Team: Renault
Car No.: 27
Races: 20
Wins: 0
Podiums: 0
Best Finish: P6 (Spain, Great Britain, Belgium, Abu Dhabi)
Pole Positions: 0
Fastest Laps: 0
Points: 43
Championship Position: 10th

Expectations were hard to peg for Renault heading into its second full season back in F1 with a factory team, but Nico Hulkenberg was surely expected to be the man spearheading its charge.

With teammate Jolyon Palmer severely underperforming, Hulkenberg did exactly that, bringing home all but 14 of the team’s points in the final standings. However, consistency was never something he truly found.

Many of Renault’s issues were down to reliability issues, sidelining Hulkenberg for six races – four coming in a five-race stint from Singapore to Mexico – yet he only scored points in consecutive races on three occasions.

When Hulkenberg and Renault were on form, they proved to be a potent combination, often topping the midfield fight and even looking faster than Force India come the end of the season.
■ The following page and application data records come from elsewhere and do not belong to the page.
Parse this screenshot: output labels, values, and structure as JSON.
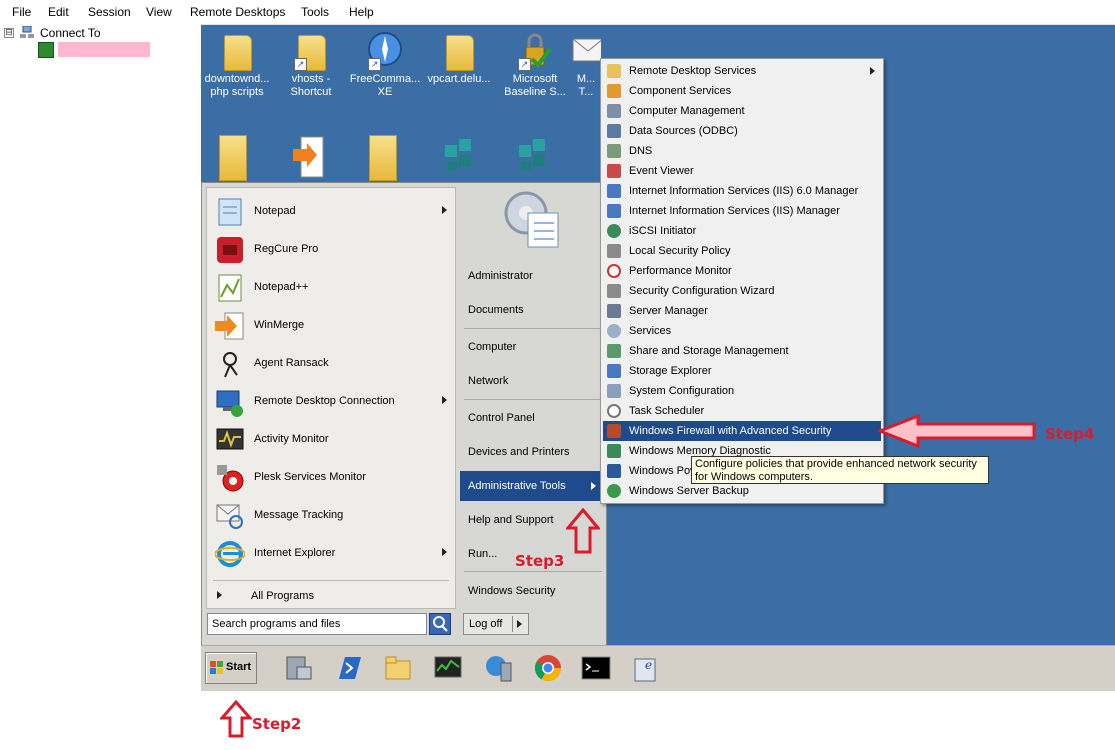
{
  "menubar": {
    "items": [
      "File",
      "Edit",
      "Session",
      "View",
      "Remote Desktops",
      "Tools",
      "Help"
    ]
  },
  "tree": {
    "toggle": "⊟",
    "root": "Connect To"
  },
  "desktop": {
    "icons_row1": [
      "downtownd... php scripts",
      "vhosts - Shortcut",
      "FreeComma... XE",
      "vpcart.delu...",
      "Microsoft Baseline S...",
      "M... T..."
    ]
  },
  "startmenu": {
    "programs": [
      "Notepad",
      "RegCure Pro",
      "Notepad++",
      "WinMerge",
      "Agent Ransack",
      "Remote Desktop Connection",
      "Activity Monitor",
      "Plesk Services Monitor",
      "Message Tracking",
      "Internet Explorer"
    ],
    "all_programs": "All Programs",
    "right": [
      "Administrator",
      "Documents",
      "Computer",
      "Network",
      "Control Panel",
      "Devices and Printers",
      "Administrative Tools",
      "Help and Support",
      "Run...",
      "Windows Security"
    ],
    "search_placeholder": "Search programs and files",
    "logoff": "Log off"
  },
  "admin_tools": [
    "Remote Desktop Services",
    "Component Services",
    "Computer Management",
    "Data Sources (ODBC)",
    "DNS",
    "Event Viewer",
    "Internet Information Services (IIS) 6.0 Manager",
    "Internet Information Services (IIS) Manager",
    "iSCSI Initiator",
    "Local Security Policy",
    "Performance Monitor",
    "Security Configuration Wizard",
    "Server Manager",
    "Services",
    "Share and Storage Management",
    "Storage Explorer",
    "System Configuration",
    "Task Scheduler",
    "Windows Firewall with Advanced Security",
    "Windows Memory Diagnostic",
    "Windows PowerShell Modules",
    "Windows Server Backup"
  ],
  "tooltip": "Configure policies that provide enhanced network security for Windows computers.",
  "taskbar": {
    "start": "Start"
  },
  "steps": {
    "step2": "Step2",
    "step3": "Step3",
    "step4": "Step4"
  },
  "colors": {
    "desktop": "#3b6ea5",
    "highlight": "#1f4b8c",
    "arrow": "#d81c2c"
  }
}
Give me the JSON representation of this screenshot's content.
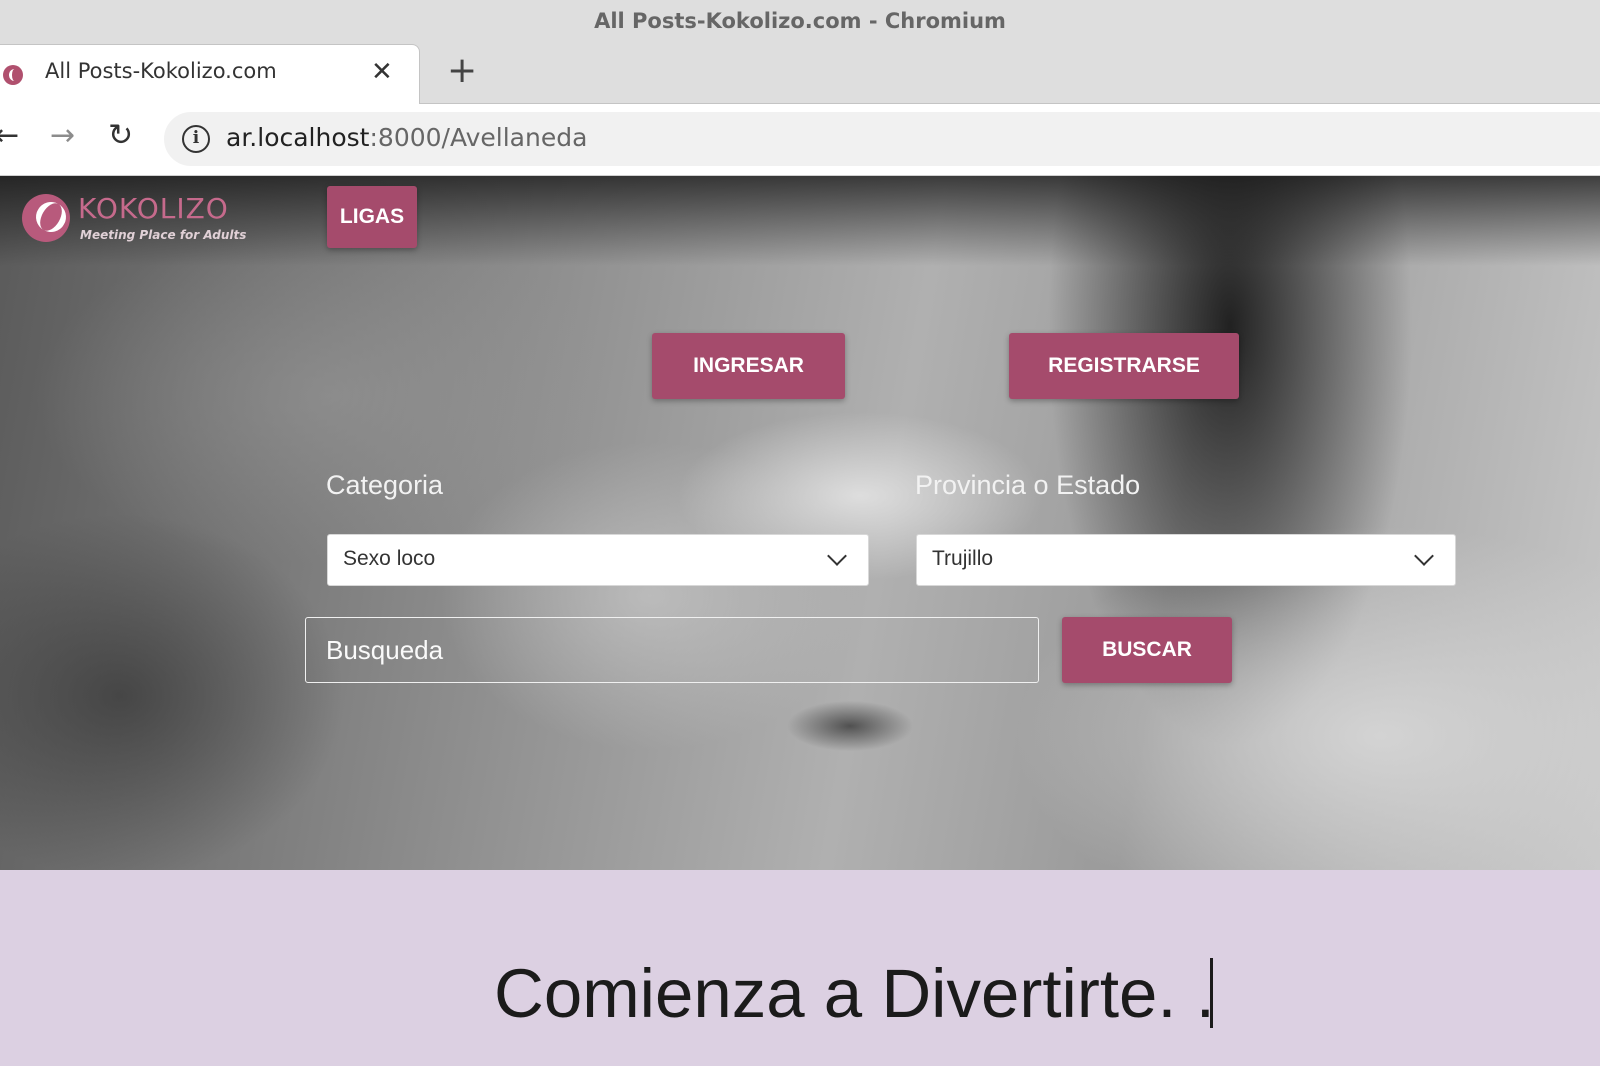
{
  "window": {
    "title": "All Posts-Kokolizo.com - Chromium"
  },
  "tab": {
    "title": "All Posts-Kokolizo.com",
    "close": "✕",
    "new_tab": "+"
  },
  "toolbar": {
    "back": "←",
    "forward": "→",
    "reload": "↻",
    "info": "i",
    "url_host": "ar.localhost",
    "url_rest": ":8000/Avellaneda"
  },
  "header": {
    "logo_name": "KOKOLIZO",
    "logo_tagline": "Meeting Place for Adults",
    "ligas_label": "LIGAS"
  },
  "auth": {
    "ingresar_label": "INGRESAR",
    "registrarse_label": "REGISTRARSE"
  },
  "filters": {
    "categoria_label": "Categoria",
    "categoria_value": "Sexo loco",
    "provincia_label": "Provincia o Estado",
    "provincia_value": "Trujillo"
  },
  "search": {
    "placeholder": "Busqueda",
    "button_label": "BUSCAR"
  },
  "footer": {
    "tagline": "Comienza a Divertirte. ."
  },
  "colors": {
    "accent": "#a54b6c",
    "band": "#dcd0e2"
  }
}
His run to sixth at the final race in Abu Dhabi was crucial for the constructors’ championship as Renault jumped Toro Rosso, securing an extra slice of prize money in the process.

But for a driver who was so often tipped as being a future star in F1, Hulkenberg still has a lot to prove. Renault is set to offer a good platform for the German moving forward with factory support, yet if he cannot beat new teammate Carlos Sainz Jr. through 2018, concerns will surely be raised.

Season High: Charging to sixth in Abu Dhabi despite a penalty.

Season Low: A tough run to 16th in Malaysia.